Just 83 of Derry’s 17,789 registered voters made a pretty big decision Saturday.
Voters who showed up for the school district’s deliberative session decided to restore $800,000 to the proposed school budget. That was less than one-half of 1 percent of all voters.
The numbers weren’t much better at the seven towns that held deliberative sessions Saturday. Danville led the pack with 2 percent of the town’s voters showing up at the annual meeting. The rest fell well below that.
Some blame burnout following the presidential election in November. Others say people are unwilling to give up part of their weekend for something as dry as a dissection of a budget proposal.
But few officials are happy with the turnout.
“I was surprised at the outcome of the voters,” Derry School Board Chairman Brenda Willis said yesterday. “It’s hard to say what would have happened if more people had come out and vote.”
Willis said she believes residents need to make time to familiarize themselves with any budget.
“I think people should pay attention as the budget process begins to unfold,” she said. “We have a public hearing in January where people get a chance to ask questions about what is happening.”
At a deliberative session, voters can change the wording of and dollar amount in proposed warrant articles before they head to the March ballot.
But some believe voters would rather just head to the voting booth.

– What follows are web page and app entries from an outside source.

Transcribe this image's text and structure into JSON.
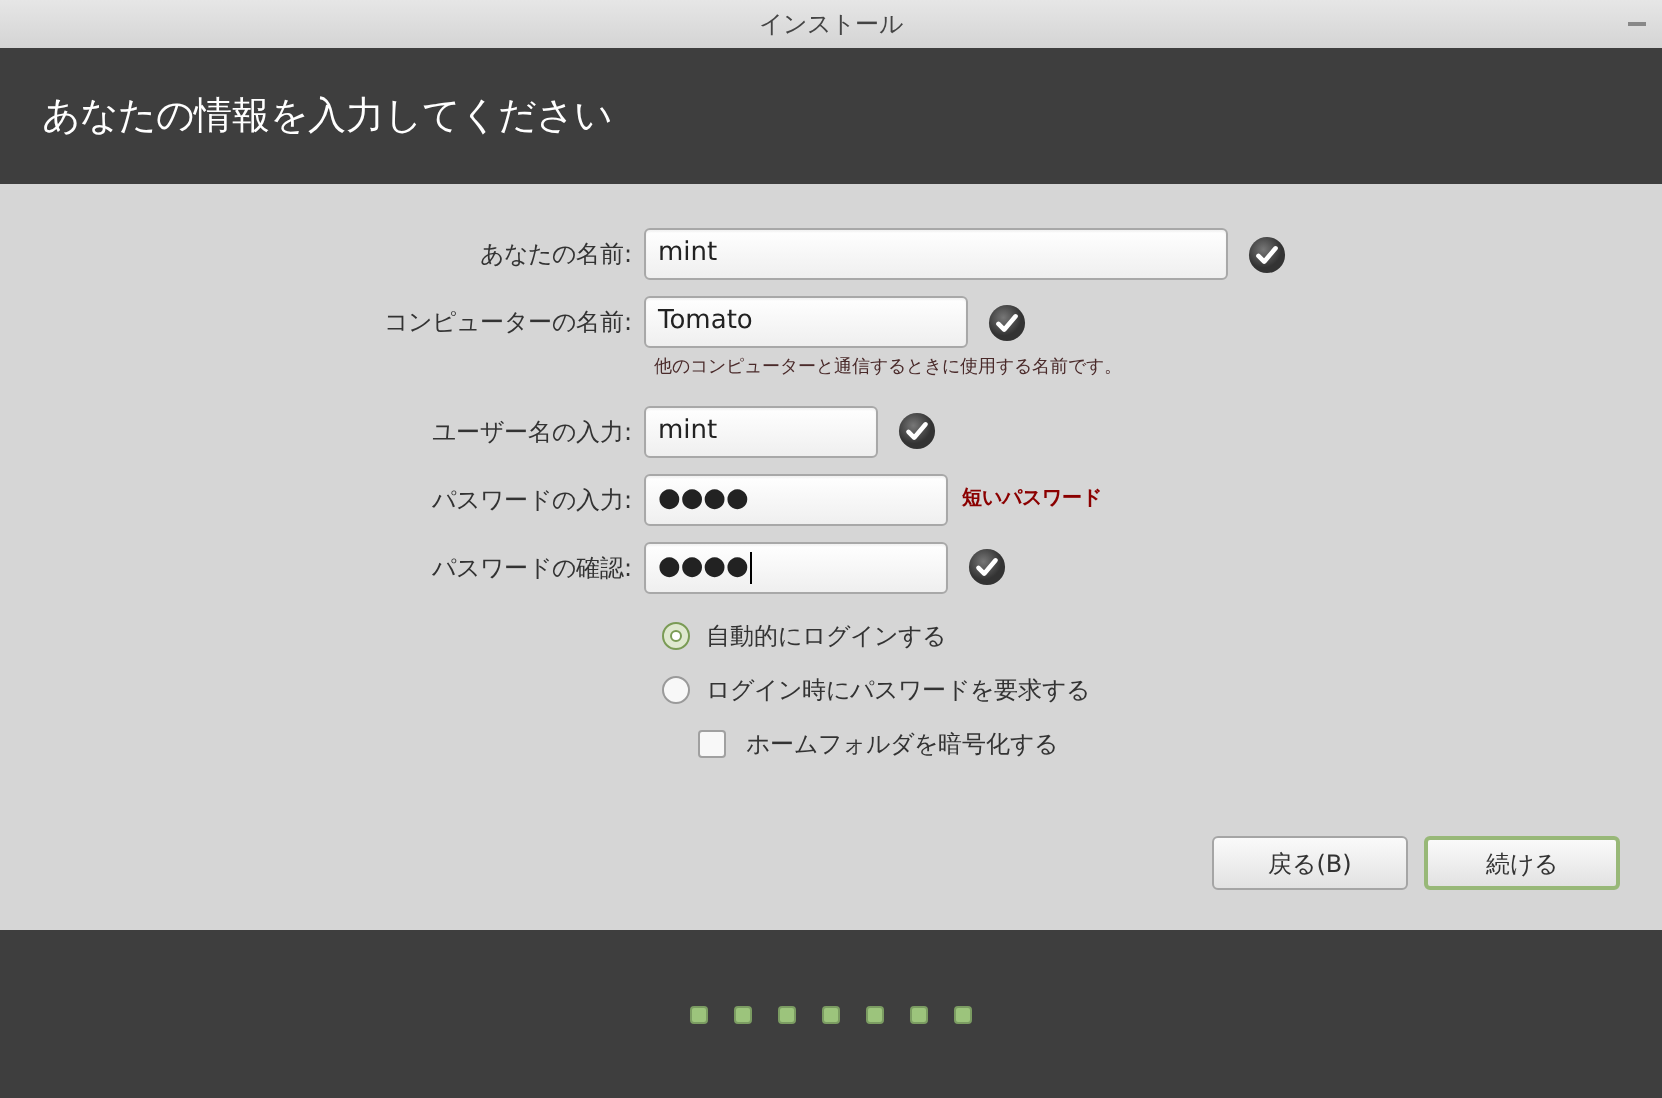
{
  "window": {
    "title": "インストール"
  },
  "header": {
    "title": "あなたの情報を入力してください"
  },
  "fields": [
    {
      "label": "あなたの名前:",
      "value": "mint",
      "valid": true,
      "focused": false
    },
    {
      "label": "コンピューターの名前:",
      "value": "Tomato",
      "valid": true,
      "focused": false,
      "hint": "他のコンピューターと通信するときに使用する名前です。"
    },
    {
      "label": "ユーザー名の入力:",
      "value": "mint",
      "valid": true,
      "focused": false
    },
    {
      "label": "パスワードの入力:",
      "value": "●●●●",
      "valid": false,
      "message": "短いパスワード",
      "focused": false
    },
    {
      "label": "パスワードの確認:",
      "value": "●●●●",
      "valid": true,
      "focused": true
    }
  ],
  "login_options": [
    {
      "kind": "radio",
      "label": "自動的にログインする",
      "selected": true
    },
    {
      "kind": "radio",
      "label": "ログイン時にパスワードを要求する",
      "selected": false
    },
    {
      "kind": "checkbox",
      "label": "ホームフォルダを暗号化する",
      "checked": false
    }
  ],
  "buttons": [
    {
      "label": "戻る(B)",
      "default": false
    },
    {
      "label": "続ける",
      "default": true
    }
  ],
  "progress_steps": [
    {
      "done": true
    },
    {
      "done": true
    },
    {
      "done": true
    },
    {
      "done": true
    },
    {
      "done": true
    },
    {
      "done": true
    },
    {
      "done": true
    }
  ]
}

Salem Selectman Stephen Campbell said he thinks voters tend to wait until Town Meeting to make their voices be heard.
“On an average year, we might have 4,000 people vote,” Campbell said. “That’s more representative of the people of Salem and what they want done.”

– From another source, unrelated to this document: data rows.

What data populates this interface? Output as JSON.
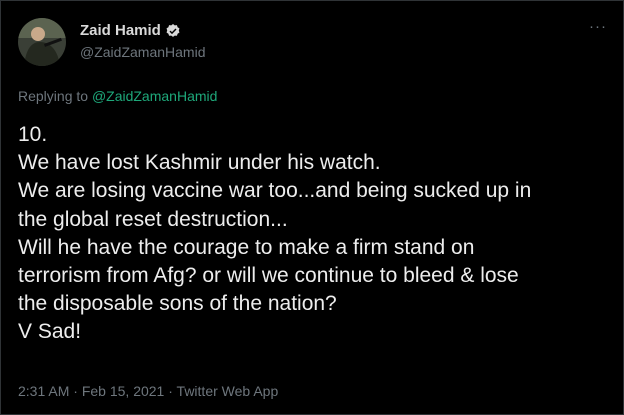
{
  "author": {
    "name": "Zaid Hamid",
    "handle": "@ZaidZamanHamid"
  },
  "more_glyph": "···",
  "reply": {
    "prefix": "Replying to ",
    "to": "@ZaidZamanHamid"
  },
  "tweet_lines": [
    "10.",
    "We have lost Kashmir under his watch.",
    "We are losing vaccine war too...and being sucked up in",
    "the global reset destruction...",
    "Will he have the courage to make a firm stand on",
    "terrorism from Afg? or will we continue to bleed & lose",
    "the disposable sons of the nation?",
    "V Sad!"
  ],
  "meta": {
    "time": "2:31 AM",
    "sep1": " · ",
    "date": "Feb 15, 2021",
    "sep2": " · ",
    "source": "Twitter Web App"
  },
  "colors": {
    "background": "#000000",
    "link": "#1ea87a",
    "muted": "#6e767d",
    "verified": "#1d9bf0"
  }
}
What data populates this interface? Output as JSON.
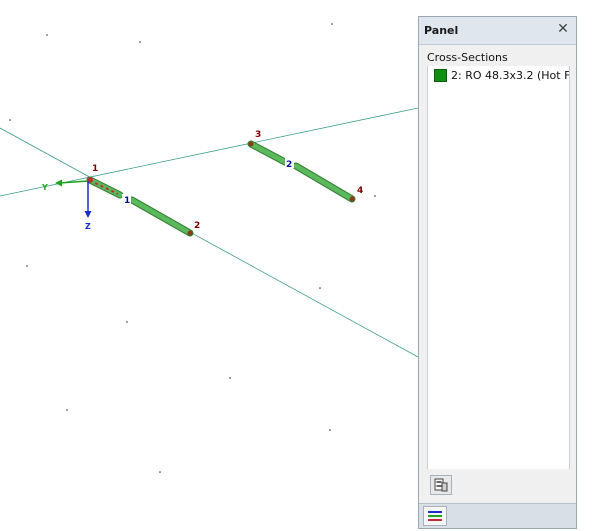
{
  "viewport": {
    "nodes": [
      {
        "id": "1"
      },
      {
        "id": "2"
      },
      {
        "id": "3"
      },
      {
        "id": "4"
      }
    ],
    "members": [
      {
        "id": "1"
      },
      {
        "id": "2"
      }
    ],
    "axes": {
      "y_label": "Y",
      "z_label": "Z"
    }
  },
  "panel": {
    "title": "Panel",
    "close_icon": "close-icon",
    "section_header": "Cross-Sections",
    "items": [
      {
        "label": "2: RO 48.3x3.2 (Hot For",
        "color": "#109010"
      }
    ],
    "toolbar_icon": "panel-settings-icon",
    "bottom_tab_icon": "color-lines-icon"
  },
  "colors": {
    "member": "#5cb85c",
    "member_dark": "#2e7d2e",
    "grid_line": "#3f9e8e",
    "node_label": "#7a0000",
    "member_label": "#000f8c",
    "axis_y": "#1fa31f",
    "axis_z": "#1a2ecc"
  }
}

Only 0.65 percent of registered voters showed up at the deliberative session in Salem Saturday. This year was the first year in which Salem held only one session after voters abolished a post-Town Meeting deliberative session last March.